## SUPPLIED MATERIAL:
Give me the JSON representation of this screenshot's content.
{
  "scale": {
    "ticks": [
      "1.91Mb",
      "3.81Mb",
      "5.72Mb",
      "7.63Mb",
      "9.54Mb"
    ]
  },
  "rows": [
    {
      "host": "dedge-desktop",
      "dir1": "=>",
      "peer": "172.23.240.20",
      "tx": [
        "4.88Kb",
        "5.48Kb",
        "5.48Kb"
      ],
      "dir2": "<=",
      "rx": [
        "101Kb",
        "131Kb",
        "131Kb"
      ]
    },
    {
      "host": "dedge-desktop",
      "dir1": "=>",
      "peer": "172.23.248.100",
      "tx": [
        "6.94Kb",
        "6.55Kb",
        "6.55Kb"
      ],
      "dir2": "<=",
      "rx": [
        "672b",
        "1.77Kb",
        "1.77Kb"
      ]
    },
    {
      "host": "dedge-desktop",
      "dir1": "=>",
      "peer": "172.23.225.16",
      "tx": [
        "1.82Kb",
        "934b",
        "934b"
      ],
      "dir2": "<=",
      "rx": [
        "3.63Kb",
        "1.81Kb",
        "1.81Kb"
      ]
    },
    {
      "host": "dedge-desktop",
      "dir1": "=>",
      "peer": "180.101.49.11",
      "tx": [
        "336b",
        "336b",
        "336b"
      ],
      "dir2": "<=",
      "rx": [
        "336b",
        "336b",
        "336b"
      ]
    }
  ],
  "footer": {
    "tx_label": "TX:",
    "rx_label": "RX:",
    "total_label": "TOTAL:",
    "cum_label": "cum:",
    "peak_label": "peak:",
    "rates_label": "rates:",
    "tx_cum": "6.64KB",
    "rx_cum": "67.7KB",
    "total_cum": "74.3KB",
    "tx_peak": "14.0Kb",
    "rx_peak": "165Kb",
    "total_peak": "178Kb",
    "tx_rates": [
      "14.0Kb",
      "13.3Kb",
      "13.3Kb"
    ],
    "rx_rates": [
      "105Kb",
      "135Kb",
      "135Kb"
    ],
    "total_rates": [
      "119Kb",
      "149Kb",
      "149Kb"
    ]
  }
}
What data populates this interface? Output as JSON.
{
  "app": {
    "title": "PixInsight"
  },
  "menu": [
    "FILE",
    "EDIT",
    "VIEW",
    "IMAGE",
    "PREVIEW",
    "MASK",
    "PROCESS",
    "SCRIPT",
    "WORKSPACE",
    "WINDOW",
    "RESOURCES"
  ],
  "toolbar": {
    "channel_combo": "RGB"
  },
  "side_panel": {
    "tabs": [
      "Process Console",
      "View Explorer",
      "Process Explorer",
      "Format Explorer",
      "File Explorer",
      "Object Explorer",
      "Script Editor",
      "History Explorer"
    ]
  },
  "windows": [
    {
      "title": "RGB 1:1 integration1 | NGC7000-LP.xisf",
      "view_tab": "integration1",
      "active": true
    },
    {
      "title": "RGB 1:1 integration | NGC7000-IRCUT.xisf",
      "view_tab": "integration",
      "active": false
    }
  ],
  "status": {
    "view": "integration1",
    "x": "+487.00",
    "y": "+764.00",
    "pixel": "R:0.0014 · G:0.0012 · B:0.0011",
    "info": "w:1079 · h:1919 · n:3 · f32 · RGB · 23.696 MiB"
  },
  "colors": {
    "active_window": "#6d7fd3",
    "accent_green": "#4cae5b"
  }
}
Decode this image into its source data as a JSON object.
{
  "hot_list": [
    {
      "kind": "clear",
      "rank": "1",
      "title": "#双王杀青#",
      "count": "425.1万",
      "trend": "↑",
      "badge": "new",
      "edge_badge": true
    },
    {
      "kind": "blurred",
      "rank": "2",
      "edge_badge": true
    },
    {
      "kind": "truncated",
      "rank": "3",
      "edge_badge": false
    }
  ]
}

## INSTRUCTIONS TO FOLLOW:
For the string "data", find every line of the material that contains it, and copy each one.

## SOLUTION TO THE PROBLEM:
What data populates this interface? Output as JSON.
Decode this image into its source data as a JSON object.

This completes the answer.